Excerpts from an interface dataset:
----

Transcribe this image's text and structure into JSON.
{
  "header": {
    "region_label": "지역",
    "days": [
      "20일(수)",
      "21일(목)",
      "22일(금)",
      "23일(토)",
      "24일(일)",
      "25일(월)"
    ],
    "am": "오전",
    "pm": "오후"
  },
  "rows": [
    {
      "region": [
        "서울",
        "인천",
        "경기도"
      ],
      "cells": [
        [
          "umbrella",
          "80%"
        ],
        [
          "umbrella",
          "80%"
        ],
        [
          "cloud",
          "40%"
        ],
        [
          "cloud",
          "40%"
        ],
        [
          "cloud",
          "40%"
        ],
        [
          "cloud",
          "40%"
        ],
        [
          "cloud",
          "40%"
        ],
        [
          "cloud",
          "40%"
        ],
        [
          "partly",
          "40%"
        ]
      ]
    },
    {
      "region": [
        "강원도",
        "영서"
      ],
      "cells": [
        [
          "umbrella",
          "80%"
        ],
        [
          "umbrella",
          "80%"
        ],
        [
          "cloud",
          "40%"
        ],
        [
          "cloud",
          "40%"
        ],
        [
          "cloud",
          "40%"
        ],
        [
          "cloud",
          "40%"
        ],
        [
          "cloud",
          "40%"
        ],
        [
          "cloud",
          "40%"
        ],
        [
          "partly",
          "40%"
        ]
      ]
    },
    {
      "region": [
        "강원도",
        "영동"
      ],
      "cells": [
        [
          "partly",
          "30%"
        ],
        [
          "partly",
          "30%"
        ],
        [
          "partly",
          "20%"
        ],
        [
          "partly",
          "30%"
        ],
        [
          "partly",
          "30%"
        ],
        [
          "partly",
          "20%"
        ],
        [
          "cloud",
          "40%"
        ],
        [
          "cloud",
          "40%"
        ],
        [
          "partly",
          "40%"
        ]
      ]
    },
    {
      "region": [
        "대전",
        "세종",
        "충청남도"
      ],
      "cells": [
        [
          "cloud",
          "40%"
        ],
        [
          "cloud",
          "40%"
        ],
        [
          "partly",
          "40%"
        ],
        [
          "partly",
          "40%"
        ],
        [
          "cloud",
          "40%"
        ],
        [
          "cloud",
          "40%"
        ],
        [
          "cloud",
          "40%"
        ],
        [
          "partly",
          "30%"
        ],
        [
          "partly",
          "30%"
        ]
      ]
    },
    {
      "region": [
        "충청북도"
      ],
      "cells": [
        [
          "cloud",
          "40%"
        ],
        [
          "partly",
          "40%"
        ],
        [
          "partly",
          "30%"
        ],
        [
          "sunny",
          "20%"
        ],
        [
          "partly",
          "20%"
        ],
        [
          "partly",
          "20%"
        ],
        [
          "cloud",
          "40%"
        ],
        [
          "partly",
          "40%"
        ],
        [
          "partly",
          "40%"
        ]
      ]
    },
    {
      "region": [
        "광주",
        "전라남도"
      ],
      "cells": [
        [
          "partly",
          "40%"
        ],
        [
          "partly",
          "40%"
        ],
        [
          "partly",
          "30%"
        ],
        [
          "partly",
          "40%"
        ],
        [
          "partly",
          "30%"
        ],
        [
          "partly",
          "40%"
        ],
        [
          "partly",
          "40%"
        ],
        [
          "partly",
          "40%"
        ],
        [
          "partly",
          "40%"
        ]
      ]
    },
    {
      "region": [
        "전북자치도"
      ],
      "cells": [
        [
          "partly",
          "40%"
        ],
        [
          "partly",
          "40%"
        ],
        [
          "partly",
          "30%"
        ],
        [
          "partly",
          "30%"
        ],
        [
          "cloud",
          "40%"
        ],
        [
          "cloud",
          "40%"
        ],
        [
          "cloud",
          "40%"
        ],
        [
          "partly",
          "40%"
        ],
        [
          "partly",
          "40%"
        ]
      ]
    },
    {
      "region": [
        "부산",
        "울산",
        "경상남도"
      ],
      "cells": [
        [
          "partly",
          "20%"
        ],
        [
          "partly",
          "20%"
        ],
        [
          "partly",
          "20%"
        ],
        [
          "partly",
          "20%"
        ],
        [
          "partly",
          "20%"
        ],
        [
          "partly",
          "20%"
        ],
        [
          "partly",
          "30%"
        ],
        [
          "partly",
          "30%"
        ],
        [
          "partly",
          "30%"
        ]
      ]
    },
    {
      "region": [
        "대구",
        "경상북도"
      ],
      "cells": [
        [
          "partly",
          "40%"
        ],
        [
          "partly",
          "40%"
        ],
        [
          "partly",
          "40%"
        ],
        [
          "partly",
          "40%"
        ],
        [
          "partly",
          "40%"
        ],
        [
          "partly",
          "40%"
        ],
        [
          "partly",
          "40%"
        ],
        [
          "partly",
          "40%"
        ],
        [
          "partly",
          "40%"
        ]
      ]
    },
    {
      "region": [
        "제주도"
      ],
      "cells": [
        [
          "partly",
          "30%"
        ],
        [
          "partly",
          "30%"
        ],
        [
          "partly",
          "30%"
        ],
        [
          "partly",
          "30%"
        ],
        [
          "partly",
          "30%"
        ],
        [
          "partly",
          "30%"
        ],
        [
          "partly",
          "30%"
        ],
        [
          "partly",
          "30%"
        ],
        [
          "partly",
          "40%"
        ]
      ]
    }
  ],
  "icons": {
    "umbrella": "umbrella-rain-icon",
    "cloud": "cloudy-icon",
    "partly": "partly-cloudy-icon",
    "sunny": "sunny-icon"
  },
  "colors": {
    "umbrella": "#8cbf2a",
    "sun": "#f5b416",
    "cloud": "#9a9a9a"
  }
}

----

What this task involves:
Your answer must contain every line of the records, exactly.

Expected answer:
Transcribe this image's text and structure into JSON.
{
  "header": {
    "region_label": "지역",
    "days": [
      "20일(수)",
      "21일(목)",
      "22일(금)",
      "23일(토)",
      "24일(일)",
      "25일(월)"
    ],
    "am": "오전",
    "pm": "오후"
  },
  "rows": [
    {
      "region": [
        "서울",
        "인천",
        "경기도"
      ],
      "cells": [
        [
          "umbrella",
          "80%"
        ],
        [
          "umbrella",
          "80%"
        ],
        [
          "cloud",
          "40%"
        ],
        [
          "cloud",
          "40%"
        ],
        [
          "cloud",
          "40%"
        ],
        [
          "cloud",
          "40%"
        ],
        [
          "cloud",
          "40%"
        ],
        [
          "cloud",
          "40%"
        ],
        [
          "partly",
          "40%"
        ]
      ]
    },
    {
      "region": [
        "강원도",
        "영서"
      ],
      "cells": [
        [
          "umbrella",
          "80%"
        ],
        [
          "umbrella",
          "80%"
        ],
        [
          "cloud",
          "40%"
        ],
        [
          "cloud",
          "40%"
        ],
        [
          "cloud",
          "40%"
        ],
        [
          "cloud",
          "40%"
        ],
        [
          "cloud",
          "40%"
        ],
        [
          "cloud",
          "40%"
        ],
        [
          "partly",
          "40%"
        ]
      ]
    },
    {
      "region": [
        "강원도",
        "영동"
      ],
      "cells": [
        [
          "partly",
          "30%"
        ],
        [
          "partly",
          "30%"
        ],
        [
          "partly",
          "20%"
        ],
        [
          "partly",
          "30%"
        ],
        [
          "partly",
          "30%"
        ],
        [
          "partly",
          "20%"
        ],
        [
          "cloud",
          "40%"
        ],
        [
          "cloud",
          "40%"
        ],
        [
          "partly",
          "40%"
        ]
      ]
    },
    {
      "region": [
        "대전",
        "세종",
        "충청남도"
      ],
      "cells": [
        [
          "cloud",
          "40%"
        ],
        [
          "cloud",
          "40%"
        ],
        [
          "partly",
          "40%"
        ],
        [
          "partly",
          "40%"
        ],
        [
          "cloud",
          "40%"
        ],
        [
          "cloud",
          "40%"
        ],
        [
          "cloud",
          "40%"
        ],
        [
          "partly",
          "30%"
        ],
        [
          "partly",
          "30%"
        ]
      ]
    },
    {
      "region": [
        "충청북도"
      ],
      "cells": [
        [
          "cloud",
          "40%"
        ],
        [
          "partly",
          "40%"
        ],
        [
          "partly",
          "30%"
        ],
        [
          "sunny",
          "20%"
        ],
        [
          "partly",
          "20%"
        ],
        [
          "partly",
          "20%"
        ],
        [
          "cloud",
          "40%"
        ],
        [
          "partly",
          "40%"
        ],
        [
          "partly",
          "40%"
        ]
      ]
    },
    {
      "region": [
        "광주",
        "전라남도"
      ],
      "cells": [
        [
          "partly",
          "40%"
        ],
        [
          "partly",
          "40%"
        ],
        [
          "partly",
          "30%"
        ],
        [
          "partly",
          "40%"
        ],
        [
          "partly",
          "30%"
        ],
        [
          "partly",
          "40%"
        ],
        [
          "partly",
          "40%"
        ],
        [
          "partly",
          "40%"
        ],
        [
          "partly",
          "40%"
        ]
      ]
    },
    {
      "region": [
        "전북자치도"
      ],
      "cells": [
        [
          "partly",
          "40%"
        ],
        [
          "partly",
          "40%"
        ],
        [
          "partly",
          "30%"
        ],
        [
          "partly",
          "30%"
        ],
        [
          "cloud",
          "40%"
        ],
        [
          "cloud",
          "40%"
        ],
        [
          "cloud",
          "40%"
        ],
        [
          "partly",
          "40%"
        ],
        [
          "partly",
          "40%"
        ]
      ]
    },
    {
      "region": [
        "부산",
        "울산",
        "경상남도"
      ],
      "cells": [
        [
          "partly",
          "20%"
        ],
        [
          "partly",
          "20%"
        ],
        [
          "partly",
          "20%"
        ],
        [
          "partly",
          "20%"
        ],
        [
          "partly",
          "20%"
        ],
        [
          "partly",
          "20%"
        ],
        [
          "partly",
          "30%"
        ],
        [
          "partly",
          "30%"
        ],
        [
          "partly",
          "30%"
        ]
      ]
    },
    {
      "region": [
        "대구",
        "경상북도"
      ],
      "cells": [
        [
          "partly",
          "40%"
        ],
        [
          "partly",
          "40%"
        ],
        [
          "partly",
          "40%"
        ],
        [
          "partly",
          "40%"
        ],
        [
          "partly",
          "40%"
        ],
        [
          "partly",
          "40%"
        ],
        [
          "partly",
          "40%"
        ],
        [
          "partly",
          "40%"
        ],
        [
          "partly",
          "40%"
        ]
      ]
    },
    {
      "region": [
        "제주도"
      ],
      "cells": [
        [
          "partly",
          "30%"
        ],
        [
          "partly",
          "30%"
        ],
        [
          "partly",
          "30%"
        ],
        [
          "partly",
          "30%"
        ],
        [
          "partly",
          "30%"
        ],
        [
          "partly",
          "30%"
        ],
        [
          "partly",
          "30%"
        ],
        [
          "partly",
          "30%"
        ],
        [
          "partly",
          "40%"
        ]
      ]
    }
  ],
  "icons": {
    "umbrella": "umbrella-rain-icon",
    "cloud": "cloudy-icon",
    "partly": "partly-cloudy-icon",
    "sunny": "sunny-icon"
  },
  "colors": {
    "umbrella": "#8cbf2a",
    "sun": "#f5b416",
    "cloud": "#9a9a9a"
  }
}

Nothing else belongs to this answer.